Chief amongst these is the brand new 1080p/240p, 10x slow-motion modem and the incorporation of a digital image stabiliser which works in conjunction with the in-camera and lens-based systems.
Other key video improvements include IS Mode Boost, separate still/movie modes accessed by a dial on top of the camera, different Quick menus for each mode, and a headphone socket on the battery grip and a USB-C to headphone adapter provided in the box.
Other key improvements to the X-T4 include a new 1.62 million pixel vari-angle touchscreen LCD, a lockable eye-cup that's 40% more rigid, and a detachable SD card slot cover.
Check out our hands-on gallery of photos of the Fujifilm X-T4 camera
Fujifilm X-T4 - Image Quality
The Fujifilm X-T4 has exactly the same 26 megapixel APS-C sized BSI image sensor as its predecessor and the X-Pro3, so still image and movie quality should be the same, so much so that Fujifilm UK didn't even mention once them during their launch presentation.

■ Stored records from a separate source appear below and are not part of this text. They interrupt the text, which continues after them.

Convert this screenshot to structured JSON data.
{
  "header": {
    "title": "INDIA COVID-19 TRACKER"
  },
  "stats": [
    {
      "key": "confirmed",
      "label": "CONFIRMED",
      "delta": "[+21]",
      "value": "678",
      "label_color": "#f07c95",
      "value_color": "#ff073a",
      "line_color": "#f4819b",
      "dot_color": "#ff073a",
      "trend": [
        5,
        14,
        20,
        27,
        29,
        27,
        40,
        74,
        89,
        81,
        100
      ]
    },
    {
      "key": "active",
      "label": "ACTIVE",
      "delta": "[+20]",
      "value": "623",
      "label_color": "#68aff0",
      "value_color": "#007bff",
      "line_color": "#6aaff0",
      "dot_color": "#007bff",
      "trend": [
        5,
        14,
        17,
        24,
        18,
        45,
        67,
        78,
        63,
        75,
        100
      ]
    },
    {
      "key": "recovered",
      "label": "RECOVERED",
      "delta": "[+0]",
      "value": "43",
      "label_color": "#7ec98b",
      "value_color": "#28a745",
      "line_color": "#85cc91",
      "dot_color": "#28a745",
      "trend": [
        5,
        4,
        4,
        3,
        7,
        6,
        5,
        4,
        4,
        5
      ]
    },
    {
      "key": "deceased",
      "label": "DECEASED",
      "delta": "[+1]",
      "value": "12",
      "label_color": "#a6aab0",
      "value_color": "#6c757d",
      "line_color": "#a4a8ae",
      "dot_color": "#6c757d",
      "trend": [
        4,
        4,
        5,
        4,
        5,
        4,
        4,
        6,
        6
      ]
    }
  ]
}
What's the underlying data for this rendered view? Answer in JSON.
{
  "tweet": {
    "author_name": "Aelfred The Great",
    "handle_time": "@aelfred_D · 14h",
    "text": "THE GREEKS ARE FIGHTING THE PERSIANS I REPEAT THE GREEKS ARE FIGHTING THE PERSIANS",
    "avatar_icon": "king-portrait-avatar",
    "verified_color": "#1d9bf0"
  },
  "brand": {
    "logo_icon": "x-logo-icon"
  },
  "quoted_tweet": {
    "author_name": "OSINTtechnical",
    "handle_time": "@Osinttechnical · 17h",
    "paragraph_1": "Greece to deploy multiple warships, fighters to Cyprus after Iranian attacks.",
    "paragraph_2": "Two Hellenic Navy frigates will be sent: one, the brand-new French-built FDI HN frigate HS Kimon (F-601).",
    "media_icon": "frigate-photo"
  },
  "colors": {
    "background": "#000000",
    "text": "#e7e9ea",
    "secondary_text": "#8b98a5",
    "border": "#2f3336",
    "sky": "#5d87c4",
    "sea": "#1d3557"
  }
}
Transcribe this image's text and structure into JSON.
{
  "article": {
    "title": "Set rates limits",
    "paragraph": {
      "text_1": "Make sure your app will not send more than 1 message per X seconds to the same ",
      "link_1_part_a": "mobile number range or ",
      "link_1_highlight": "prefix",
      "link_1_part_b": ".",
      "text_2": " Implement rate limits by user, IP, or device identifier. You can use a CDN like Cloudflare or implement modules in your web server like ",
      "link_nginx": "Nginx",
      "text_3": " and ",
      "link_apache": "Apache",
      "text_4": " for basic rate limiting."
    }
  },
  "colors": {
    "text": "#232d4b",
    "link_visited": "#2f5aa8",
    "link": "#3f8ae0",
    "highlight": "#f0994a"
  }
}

We've already shot an extensive gallery of sample JPEG and Raw images and movies for you with a pre-production version of the X-T4 which you can check out, and we'll be bringing you even more sample images when we get our hands on a final review sample.
Take a look at some sample JPEG and Raw images and movies taken with the Fujifilm X-T4 camera
Fujifilm X-T4 - Early Verdict
It may not be the first X-series camera to offer IBIS, but the new X-T4 is the first one to do so without having to compromise the X-series's key mantra of being compact and portable, something that the X-H1 found out to its cost.
Sure, the X-T4 is a little bit bigger and heavier than the X-T3, but we'd definitely trade that slight loss of portability for the greater shooting flexibility that IBIS provides for both stills and video.
Add in much longer battery life, faster burst shooting with the mechanical shutter, longer shutter lie, better autofocusing and enhanced movie mode, and it's clear that the X-T4 represents another step forwards for the X-series, even if it doesn't look all that different to its predecessor.
What do you think - does the X-T4 offer enough new features and improvements to tempt you to upgrade or switch systems? Leave a comment below!